Your instructions =>
From the records beneath, determine how many lines contain "must" and report only that figure.

Stored data =>
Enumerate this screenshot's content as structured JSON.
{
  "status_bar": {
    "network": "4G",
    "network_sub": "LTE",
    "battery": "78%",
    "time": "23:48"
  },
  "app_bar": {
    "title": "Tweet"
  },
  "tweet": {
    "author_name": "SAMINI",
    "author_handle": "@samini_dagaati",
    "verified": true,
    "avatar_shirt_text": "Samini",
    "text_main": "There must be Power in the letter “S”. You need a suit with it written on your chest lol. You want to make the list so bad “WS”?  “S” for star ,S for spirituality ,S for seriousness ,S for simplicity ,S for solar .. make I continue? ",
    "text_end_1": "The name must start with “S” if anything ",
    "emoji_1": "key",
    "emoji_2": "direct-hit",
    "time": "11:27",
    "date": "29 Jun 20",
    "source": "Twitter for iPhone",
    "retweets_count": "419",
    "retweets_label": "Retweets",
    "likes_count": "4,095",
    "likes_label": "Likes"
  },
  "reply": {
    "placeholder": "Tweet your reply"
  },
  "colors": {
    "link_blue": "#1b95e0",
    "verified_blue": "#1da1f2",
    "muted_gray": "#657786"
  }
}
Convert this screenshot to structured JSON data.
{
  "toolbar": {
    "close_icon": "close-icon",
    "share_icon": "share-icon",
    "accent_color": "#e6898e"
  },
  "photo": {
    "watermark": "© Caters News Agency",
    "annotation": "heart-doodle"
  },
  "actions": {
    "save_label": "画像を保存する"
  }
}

Written reply =>
2